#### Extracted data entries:
◇ ◇ ◇ ◇

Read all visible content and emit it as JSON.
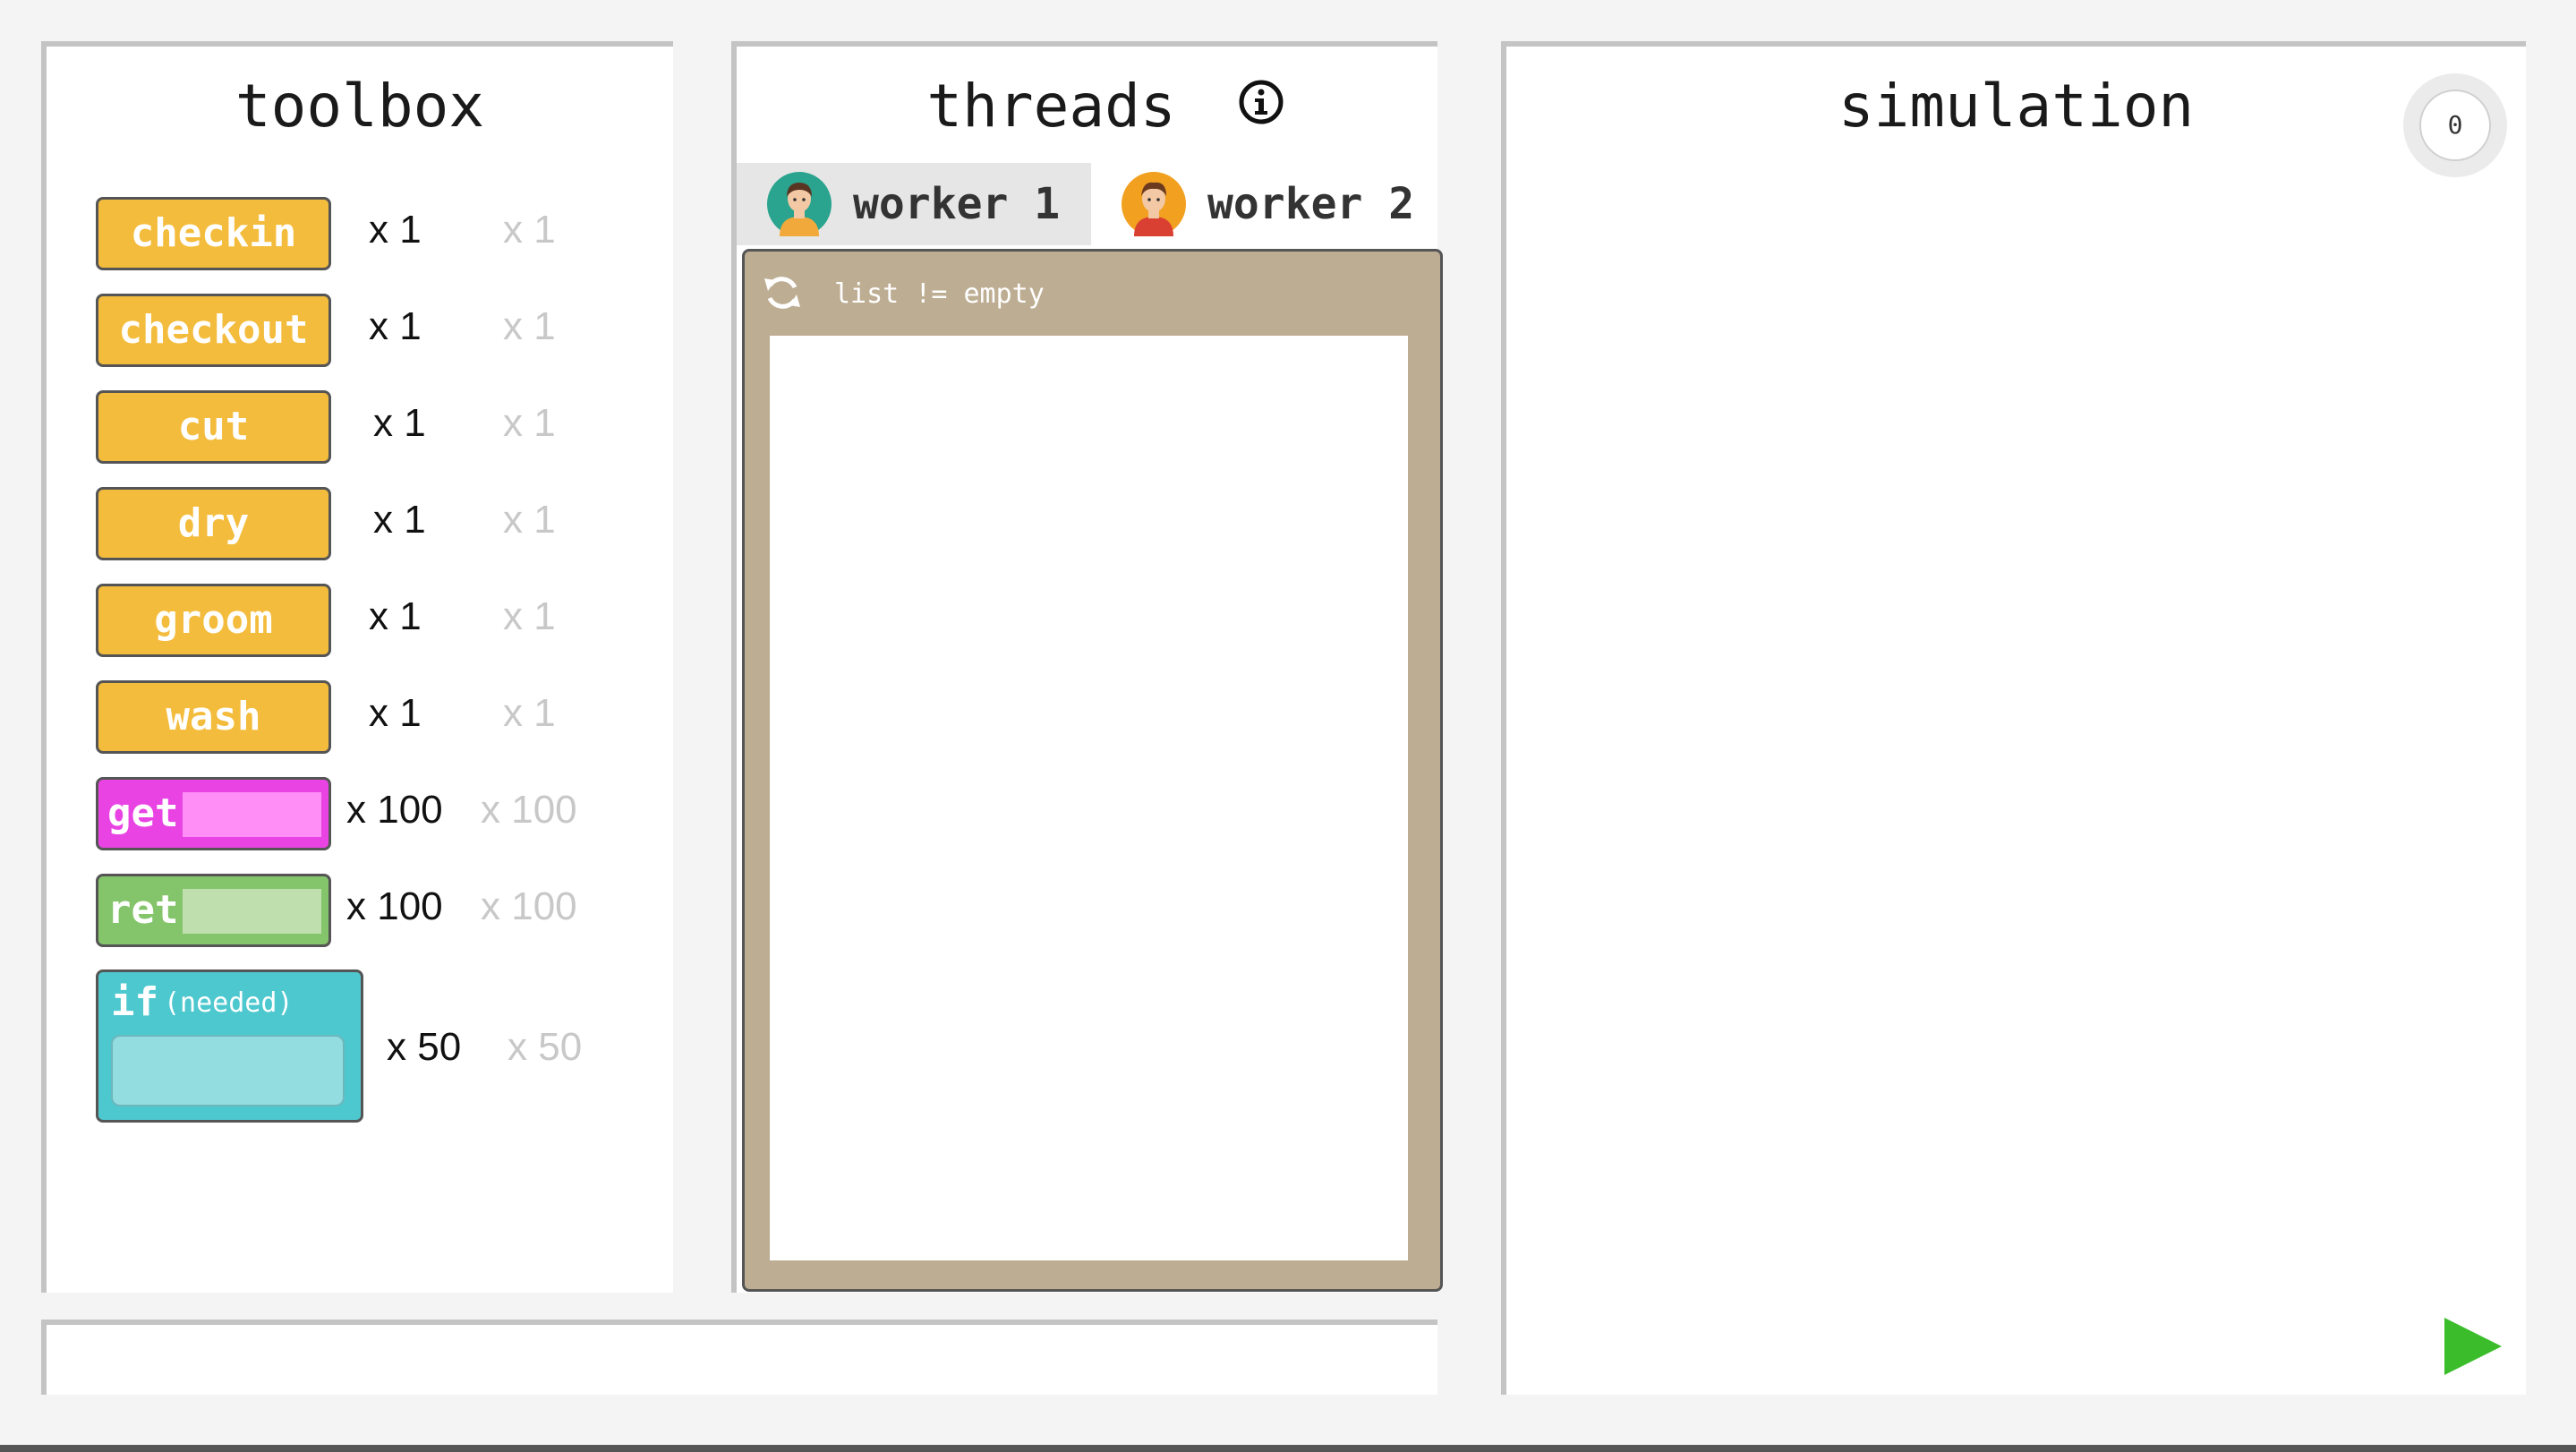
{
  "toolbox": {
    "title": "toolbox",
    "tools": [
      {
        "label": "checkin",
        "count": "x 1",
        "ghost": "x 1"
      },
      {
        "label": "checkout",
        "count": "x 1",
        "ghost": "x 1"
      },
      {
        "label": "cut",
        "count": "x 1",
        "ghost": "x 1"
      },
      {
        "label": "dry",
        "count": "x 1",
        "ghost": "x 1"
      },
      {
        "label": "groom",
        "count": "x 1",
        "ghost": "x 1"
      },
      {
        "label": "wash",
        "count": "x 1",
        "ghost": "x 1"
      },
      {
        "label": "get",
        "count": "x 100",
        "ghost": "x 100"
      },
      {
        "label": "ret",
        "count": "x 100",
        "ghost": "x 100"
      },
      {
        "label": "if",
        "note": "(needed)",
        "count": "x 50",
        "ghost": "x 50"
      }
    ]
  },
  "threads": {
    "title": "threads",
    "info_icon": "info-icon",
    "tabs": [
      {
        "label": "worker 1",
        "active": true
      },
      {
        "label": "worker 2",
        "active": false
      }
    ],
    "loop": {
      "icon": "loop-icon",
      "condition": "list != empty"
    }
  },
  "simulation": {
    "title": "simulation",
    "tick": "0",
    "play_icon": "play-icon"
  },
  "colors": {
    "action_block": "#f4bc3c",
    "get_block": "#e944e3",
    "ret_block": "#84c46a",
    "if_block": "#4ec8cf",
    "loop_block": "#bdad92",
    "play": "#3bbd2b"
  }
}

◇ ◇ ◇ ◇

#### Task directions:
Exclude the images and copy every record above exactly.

#### Problem solution:
Read all visible content and emit it as JSON.
{
  "toolbox": {
    "title": "toolbox",
    "tools": [
      {
        "label": "checkin",
        "count": "x 1",
        "ghost": "x 1"
      },
      {
        "label": "checkout",
        "count": "x 1",
        "ghost": "x 1"
      },
      {
        "label": "cut",
        "count": "x 1",
        "ghost": "x 1"
      },
      {
        "label": "dry",
        "count": "x 1",
        "ghost": "x 1"
      },
      {
        "label": "groom",
        "count": "x 1",
        "ghost": "x 1"
      },
      {
        "label": "wash",
        "count": "x 1",
        "ghost": "x 1"
      },
      {
        "label": "get",
        "count": "x 100",
        "ghost": "x 100"
      },
      {
        "label": "ret",
        "count": "x 100",
        "ghost": "x 100"
      },
      {
        "label": "if",
        "note": "(needed)",
        "count": "x 50",
        "ghost": "x 50"
      }
    ]
  },
  "threads": {
    "title": "threads",
    "info_icon": "info-icon",
    "tabs": [
      {
        "label": "worker 1",
        "active": true
      },
      {
        "label": "worker 2",
        "active": false
      }
    ],
    "loop": {
      "icon": "loop-icon",
      "condition": "list != empty"
    }
  },
  "simulation": {
    "title": "simulation",
    "tick": "0",
    "play_icon": "play-icon"
  },
  "colors": {
    "action_block": "#f4bc3c",
    "get_block": "#e944e3",
    "ret_block": "#84c46a",
    "if_block": "#4ec8cf",
    "loop_block": "#bdad92",
    "play": "#3bbd2b"
  }
}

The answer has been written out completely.